The authors would like to thank Ceapro Inc. for their cooperation, useful discussions, and access to PGX equipment. Funding is from the Natural Sciences and Engineering Research Council of Canada (NSERC) Discovery Grants RGPIN 402329 and RGPIN 588778. NSERC Engage Grant 492456-15 with Ceapro Inc., Alberta Innovates project ABI-15-001, and support from the Faculty of Engineering at McMaster University are gratefully acknowledged. We also thank N. Kudeba and L. Delgado at Ceapro for help with the production of PGX samples. We thank Professors T. Hoare, R. Pelton, A. Guarne, the Canadian Center for Electron Microscopy (CCEM), the McMaster Automotive Resource Center (MARC), McMaster Biointerfaces Institute, and the University of Waterloo for shared equipment. A. Kacheff, K.A. Johnson, I. Shahid, J. Tedesco, M. Reid, V. Jarvis, N. Belsito, T. Stimpson, and Dr. D. Covelli are gratefully acknowledged for training, sample analysis, and expertise. D. O. would like to extend a special thanks to X. Yang, for his pioneering work on CNC aerogels and guidance throughout this work.

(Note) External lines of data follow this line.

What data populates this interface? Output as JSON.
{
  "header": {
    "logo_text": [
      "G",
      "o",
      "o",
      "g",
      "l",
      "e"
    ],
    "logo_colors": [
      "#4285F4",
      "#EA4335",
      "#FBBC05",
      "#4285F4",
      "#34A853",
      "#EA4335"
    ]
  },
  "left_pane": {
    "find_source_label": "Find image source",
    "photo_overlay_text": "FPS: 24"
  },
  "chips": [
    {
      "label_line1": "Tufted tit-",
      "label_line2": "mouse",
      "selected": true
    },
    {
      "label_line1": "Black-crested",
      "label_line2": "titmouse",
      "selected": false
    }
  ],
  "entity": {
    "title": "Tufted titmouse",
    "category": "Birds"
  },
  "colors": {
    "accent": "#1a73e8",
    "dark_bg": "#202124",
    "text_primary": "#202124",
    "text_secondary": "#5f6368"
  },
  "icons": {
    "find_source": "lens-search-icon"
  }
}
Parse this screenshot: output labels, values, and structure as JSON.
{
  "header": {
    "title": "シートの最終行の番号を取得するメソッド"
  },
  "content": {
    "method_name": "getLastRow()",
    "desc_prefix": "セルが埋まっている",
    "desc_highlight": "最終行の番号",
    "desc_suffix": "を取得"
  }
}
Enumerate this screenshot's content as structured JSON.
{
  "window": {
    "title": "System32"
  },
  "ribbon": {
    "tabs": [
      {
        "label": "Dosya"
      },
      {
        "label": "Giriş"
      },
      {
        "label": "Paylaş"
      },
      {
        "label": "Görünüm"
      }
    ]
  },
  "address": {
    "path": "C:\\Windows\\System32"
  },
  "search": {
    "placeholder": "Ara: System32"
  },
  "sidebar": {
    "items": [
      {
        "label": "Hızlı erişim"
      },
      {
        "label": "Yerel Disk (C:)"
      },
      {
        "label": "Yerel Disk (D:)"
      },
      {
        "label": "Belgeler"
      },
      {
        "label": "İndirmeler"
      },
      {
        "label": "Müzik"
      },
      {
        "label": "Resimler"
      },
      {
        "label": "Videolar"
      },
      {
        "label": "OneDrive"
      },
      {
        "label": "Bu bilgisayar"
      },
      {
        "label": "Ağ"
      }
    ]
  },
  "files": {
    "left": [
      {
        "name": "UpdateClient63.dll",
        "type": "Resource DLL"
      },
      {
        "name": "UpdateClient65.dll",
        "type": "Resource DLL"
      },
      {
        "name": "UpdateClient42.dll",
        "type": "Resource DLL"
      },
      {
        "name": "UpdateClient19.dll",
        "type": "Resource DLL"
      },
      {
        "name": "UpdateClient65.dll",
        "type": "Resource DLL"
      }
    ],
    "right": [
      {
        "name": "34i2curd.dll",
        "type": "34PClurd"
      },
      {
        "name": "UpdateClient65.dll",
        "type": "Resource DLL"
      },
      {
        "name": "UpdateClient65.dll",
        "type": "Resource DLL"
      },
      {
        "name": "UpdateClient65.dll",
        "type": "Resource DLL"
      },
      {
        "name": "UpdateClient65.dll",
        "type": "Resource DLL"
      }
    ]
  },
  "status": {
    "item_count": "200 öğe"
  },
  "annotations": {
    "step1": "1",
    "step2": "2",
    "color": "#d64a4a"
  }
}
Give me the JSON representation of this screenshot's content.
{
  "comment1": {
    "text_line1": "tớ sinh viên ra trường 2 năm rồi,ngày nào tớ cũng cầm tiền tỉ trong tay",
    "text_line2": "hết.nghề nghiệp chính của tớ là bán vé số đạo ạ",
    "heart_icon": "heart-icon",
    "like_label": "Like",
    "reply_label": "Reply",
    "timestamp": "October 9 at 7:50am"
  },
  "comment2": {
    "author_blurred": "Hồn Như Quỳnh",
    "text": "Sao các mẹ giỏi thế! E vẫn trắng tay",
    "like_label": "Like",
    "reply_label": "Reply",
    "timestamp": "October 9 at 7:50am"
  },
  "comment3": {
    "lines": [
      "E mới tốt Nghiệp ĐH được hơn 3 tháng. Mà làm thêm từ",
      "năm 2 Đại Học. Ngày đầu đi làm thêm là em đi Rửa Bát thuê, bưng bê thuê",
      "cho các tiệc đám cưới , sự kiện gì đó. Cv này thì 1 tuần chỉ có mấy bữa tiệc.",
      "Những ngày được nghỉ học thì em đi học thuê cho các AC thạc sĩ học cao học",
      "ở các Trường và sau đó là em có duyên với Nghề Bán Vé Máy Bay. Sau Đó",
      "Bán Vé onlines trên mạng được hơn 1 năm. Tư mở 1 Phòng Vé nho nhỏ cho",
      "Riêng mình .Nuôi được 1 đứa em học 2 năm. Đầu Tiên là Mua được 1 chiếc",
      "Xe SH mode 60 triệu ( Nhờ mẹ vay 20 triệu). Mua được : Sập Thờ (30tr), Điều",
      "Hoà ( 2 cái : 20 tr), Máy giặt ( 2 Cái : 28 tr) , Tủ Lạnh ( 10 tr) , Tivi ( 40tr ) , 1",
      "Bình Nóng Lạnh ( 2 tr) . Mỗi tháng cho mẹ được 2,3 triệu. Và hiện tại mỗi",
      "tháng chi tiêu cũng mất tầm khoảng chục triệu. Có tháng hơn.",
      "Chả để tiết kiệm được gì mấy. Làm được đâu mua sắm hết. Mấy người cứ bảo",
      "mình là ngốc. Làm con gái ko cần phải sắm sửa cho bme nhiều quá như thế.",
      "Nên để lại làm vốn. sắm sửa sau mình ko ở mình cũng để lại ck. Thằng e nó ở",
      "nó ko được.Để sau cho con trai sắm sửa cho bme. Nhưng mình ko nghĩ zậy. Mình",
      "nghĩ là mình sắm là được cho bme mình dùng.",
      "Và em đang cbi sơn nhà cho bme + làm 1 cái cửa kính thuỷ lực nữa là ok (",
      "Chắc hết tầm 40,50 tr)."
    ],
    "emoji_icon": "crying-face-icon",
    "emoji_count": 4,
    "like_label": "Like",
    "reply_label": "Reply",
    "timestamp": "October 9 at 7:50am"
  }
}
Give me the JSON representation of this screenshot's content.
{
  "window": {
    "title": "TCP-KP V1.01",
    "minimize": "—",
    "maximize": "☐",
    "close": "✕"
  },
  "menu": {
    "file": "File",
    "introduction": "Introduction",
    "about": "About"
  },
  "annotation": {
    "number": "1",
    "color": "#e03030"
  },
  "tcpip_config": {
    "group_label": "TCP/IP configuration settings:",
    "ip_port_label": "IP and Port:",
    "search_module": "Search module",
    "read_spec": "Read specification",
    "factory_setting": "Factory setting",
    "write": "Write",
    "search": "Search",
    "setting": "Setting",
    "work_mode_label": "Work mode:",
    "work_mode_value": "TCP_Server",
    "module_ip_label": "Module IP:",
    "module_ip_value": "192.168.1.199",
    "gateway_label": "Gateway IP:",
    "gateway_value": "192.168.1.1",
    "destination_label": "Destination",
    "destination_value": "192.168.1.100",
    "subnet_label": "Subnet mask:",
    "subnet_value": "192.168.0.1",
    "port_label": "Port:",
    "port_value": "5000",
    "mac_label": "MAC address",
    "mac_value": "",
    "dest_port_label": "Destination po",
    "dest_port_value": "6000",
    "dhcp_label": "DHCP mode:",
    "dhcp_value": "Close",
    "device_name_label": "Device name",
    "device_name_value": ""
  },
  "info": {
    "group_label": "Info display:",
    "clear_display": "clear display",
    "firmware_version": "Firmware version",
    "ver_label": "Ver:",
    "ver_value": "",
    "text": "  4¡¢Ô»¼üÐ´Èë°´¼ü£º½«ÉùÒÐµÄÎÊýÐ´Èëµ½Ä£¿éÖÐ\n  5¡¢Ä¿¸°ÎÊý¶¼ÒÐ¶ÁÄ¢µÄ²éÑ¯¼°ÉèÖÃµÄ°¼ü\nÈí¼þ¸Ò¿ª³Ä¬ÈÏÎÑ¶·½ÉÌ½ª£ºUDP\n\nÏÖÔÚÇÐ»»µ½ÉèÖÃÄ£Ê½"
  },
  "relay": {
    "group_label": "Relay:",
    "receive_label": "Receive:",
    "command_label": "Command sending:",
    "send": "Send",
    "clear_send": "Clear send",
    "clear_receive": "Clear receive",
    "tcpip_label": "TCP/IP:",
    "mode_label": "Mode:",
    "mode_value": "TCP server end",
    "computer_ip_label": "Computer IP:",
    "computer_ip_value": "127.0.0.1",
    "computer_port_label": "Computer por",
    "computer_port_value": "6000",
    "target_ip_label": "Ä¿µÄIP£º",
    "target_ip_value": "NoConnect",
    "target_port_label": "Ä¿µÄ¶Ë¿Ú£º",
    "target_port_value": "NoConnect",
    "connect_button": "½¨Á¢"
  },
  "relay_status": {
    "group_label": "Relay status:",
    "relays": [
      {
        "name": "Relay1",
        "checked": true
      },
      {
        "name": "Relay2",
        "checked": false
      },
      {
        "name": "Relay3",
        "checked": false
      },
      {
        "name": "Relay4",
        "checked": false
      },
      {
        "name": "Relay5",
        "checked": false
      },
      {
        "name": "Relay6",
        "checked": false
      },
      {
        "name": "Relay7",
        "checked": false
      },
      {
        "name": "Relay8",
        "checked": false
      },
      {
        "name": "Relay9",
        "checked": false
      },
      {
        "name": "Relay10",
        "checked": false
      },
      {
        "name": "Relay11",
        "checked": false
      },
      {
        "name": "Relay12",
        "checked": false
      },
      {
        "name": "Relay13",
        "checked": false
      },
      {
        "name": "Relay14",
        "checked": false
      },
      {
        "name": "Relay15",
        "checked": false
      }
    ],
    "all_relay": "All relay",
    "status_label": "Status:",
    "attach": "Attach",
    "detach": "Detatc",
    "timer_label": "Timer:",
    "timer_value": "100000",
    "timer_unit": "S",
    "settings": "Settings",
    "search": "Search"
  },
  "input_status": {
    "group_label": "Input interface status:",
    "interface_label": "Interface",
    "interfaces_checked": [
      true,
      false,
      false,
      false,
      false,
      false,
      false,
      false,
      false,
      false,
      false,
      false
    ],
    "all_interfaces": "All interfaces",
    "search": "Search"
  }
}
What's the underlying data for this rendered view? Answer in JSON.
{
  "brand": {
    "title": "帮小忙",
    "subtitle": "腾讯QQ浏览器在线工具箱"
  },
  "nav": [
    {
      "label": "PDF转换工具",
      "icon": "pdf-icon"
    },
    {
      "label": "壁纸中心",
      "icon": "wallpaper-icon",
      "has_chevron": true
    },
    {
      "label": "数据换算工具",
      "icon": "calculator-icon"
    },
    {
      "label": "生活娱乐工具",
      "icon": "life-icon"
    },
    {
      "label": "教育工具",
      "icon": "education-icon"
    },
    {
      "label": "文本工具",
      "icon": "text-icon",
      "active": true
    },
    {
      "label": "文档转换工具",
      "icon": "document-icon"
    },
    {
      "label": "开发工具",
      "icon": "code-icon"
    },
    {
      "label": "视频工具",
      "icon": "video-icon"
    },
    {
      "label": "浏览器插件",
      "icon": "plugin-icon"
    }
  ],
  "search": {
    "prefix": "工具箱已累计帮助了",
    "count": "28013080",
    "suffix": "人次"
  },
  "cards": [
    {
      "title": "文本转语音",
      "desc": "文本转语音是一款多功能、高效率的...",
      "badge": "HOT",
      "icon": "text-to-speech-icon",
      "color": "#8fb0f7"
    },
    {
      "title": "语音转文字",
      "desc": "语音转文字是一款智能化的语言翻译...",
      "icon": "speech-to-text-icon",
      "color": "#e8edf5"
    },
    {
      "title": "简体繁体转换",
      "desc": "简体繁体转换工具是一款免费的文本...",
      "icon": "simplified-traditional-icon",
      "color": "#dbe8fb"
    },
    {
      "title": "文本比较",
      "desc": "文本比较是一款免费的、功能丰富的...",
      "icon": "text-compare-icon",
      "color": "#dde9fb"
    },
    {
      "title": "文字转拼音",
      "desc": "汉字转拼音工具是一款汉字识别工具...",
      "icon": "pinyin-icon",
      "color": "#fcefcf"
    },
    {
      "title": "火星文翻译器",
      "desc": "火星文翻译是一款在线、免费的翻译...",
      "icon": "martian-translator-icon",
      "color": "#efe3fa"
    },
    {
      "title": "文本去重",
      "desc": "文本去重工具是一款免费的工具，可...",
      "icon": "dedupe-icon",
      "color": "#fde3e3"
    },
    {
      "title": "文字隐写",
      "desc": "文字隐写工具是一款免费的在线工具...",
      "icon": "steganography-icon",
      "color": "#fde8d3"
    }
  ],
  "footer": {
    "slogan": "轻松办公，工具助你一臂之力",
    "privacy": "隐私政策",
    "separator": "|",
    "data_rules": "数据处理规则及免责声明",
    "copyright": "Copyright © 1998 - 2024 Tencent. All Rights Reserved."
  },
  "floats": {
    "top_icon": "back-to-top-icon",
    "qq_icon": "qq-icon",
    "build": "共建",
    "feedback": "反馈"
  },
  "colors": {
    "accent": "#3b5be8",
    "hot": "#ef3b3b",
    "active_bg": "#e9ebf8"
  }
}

- 32.Seifried B (2010) Physicochemical properties and microencapsulation process development for fish oil using supercritical carbon dioxide. Ph.D. Thesis, Univ. Alberta, 2010Google Scholar
- 33.Seifried B, Temelli F (2012) Supercritical fluid drying of high molecular weight biopolymers for particle formation and delivery of bioactives. Oral Present. 10th International Meeting on Supercritical Fluids (ISSF), May 13–16, 2012, San Fr. CA, USAGoogle Scholar
- 34.Seifried B (2016) PGX Technology: An enabling technology for generating biopolymer fibrils, particles, aerogels and nano-composites. Oral Present. 15th European Meeting on Supercritical Fluids (EMSF), May 8–11, 2016, Essen, GermanyGoogle Scholar
- 35.Temelli F, Seifried B (2016) Supercritical fluid treatment of high molecular weight biopolymers. US Patent 9,249,266, U.S. Patent Trademark Off. (“USPTO”), 2011, pp 1–62Google Scholar
- 57.Dorris GM, Gray DG (1978) The surface analysis of paper and wood fibers by ESCA (electron spectroscopy for chemical analysis). II. Surface composition of mechanical pulps. Cellul Chem Technol 12:721–734Google Scholar